## [Entries from a dataset of interfaces]
▽

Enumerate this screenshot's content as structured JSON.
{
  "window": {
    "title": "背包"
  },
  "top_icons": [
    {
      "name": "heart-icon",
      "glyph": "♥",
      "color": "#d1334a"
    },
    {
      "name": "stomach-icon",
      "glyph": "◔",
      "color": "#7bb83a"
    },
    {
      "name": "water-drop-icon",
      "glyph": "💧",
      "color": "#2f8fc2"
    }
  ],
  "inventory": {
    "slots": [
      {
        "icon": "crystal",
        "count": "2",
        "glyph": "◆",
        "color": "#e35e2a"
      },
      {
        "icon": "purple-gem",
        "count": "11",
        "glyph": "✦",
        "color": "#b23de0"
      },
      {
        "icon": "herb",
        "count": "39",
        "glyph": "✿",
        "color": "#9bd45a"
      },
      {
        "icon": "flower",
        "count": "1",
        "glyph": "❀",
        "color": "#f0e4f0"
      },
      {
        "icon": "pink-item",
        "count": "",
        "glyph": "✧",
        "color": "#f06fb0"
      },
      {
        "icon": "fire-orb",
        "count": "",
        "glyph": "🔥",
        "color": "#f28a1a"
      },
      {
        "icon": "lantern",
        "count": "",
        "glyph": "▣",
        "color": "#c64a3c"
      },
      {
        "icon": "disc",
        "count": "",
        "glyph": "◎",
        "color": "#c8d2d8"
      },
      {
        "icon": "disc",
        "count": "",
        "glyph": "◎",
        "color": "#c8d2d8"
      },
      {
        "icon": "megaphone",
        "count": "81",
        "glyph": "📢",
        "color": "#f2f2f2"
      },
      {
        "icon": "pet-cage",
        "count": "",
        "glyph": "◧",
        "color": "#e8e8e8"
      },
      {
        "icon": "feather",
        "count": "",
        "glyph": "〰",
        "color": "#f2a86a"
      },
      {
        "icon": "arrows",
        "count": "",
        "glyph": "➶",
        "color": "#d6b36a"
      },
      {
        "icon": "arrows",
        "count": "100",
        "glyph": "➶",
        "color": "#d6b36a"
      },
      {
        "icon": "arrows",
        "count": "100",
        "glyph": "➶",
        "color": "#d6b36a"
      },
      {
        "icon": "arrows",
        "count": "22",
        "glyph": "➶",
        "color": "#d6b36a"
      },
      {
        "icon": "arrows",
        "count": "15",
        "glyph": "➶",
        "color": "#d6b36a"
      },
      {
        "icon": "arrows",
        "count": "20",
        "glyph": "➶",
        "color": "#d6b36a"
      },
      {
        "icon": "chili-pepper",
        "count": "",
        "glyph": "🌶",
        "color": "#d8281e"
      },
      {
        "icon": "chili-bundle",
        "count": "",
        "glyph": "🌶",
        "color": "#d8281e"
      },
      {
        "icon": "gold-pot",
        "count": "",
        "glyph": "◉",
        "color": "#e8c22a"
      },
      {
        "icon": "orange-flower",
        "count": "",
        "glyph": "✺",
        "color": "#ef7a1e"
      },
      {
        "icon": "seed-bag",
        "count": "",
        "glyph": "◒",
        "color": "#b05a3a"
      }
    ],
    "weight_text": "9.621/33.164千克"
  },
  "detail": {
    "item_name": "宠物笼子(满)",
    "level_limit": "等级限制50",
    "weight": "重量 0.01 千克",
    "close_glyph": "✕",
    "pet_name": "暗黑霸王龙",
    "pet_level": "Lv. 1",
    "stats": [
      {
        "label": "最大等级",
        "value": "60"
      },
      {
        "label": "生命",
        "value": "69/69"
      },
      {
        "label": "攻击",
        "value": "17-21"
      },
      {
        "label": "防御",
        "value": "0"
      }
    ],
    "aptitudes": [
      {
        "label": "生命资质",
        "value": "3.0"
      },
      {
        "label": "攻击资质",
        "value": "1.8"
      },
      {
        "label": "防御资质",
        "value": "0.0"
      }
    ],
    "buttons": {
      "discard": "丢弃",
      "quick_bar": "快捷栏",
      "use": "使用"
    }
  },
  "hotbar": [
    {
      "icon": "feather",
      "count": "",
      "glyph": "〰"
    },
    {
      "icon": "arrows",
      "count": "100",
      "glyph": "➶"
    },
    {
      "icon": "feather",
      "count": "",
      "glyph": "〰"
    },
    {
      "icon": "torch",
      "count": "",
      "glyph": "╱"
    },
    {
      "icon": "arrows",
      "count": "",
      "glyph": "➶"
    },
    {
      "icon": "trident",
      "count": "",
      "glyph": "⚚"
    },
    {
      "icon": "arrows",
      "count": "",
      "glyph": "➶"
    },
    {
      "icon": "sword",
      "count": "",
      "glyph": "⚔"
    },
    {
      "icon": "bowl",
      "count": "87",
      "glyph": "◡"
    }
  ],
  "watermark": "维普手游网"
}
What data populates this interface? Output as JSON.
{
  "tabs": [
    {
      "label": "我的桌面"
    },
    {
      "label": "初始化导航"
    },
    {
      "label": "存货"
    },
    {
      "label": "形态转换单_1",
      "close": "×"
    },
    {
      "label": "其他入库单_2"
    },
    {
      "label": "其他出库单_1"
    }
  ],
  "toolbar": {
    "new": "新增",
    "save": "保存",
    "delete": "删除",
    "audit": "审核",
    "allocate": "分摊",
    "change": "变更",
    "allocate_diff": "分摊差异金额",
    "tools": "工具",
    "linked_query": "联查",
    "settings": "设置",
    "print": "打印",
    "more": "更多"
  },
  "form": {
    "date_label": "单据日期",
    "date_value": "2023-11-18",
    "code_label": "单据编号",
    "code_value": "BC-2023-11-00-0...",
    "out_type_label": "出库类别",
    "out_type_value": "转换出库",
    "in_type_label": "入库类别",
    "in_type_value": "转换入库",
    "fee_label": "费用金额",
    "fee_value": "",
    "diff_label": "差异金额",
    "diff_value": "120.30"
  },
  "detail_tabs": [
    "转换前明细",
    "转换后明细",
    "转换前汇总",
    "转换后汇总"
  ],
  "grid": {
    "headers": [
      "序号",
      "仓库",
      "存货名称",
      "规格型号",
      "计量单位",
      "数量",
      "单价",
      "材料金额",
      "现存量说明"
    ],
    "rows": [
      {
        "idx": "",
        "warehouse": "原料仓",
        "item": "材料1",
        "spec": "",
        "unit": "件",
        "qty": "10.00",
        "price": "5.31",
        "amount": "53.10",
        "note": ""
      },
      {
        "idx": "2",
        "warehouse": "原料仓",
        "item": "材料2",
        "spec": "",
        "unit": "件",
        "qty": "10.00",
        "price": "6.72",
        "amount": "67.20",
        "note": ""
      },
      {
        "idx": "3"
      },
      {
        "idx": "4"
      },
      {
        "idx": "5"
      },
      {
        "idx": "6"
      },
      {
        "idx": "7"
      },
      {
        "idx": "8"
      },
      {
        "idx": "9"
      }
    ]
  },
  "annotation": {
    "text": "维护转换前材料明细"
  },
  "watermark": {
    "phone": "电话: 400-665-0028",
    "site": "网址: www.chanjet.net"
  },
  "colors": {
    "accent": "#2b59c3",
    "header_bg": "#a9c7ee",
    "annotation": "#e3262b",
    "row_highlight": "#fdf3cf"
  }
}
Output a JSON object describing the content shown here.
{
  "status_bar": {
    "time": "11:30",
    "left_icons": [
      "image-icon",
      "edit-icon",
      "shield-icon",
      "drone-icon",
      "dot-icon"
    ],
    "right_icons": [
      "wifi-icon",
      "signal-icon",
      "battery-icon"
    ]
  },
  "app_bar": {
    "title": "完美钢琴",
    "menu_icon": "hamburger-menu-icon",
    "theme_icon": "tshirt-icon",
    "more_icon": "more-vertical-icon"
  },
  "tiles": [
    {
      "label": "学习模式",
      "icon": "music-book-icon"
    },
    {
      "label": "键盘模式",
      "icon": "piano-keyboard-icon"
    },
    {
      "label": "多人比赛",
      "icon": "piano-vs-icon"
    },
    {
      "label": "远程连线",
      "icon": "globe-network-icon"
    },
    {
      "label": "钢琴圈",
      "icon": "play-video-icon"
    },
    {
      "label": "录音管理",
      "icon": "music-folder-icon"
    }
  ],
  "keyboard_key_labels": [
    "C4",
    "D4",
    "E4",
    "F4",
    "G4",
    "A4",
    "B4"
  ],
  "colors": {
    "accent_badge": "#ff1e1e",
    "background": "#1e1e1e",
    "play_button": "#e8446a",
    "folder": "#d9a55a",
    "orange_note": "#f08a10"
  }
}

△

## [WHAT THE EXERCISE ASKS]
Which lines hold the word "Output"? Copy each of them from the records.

## [EXERCISE RESPONSE]
What data populates this interface? Output as JSON.
Output a JSON object describing the content shown here.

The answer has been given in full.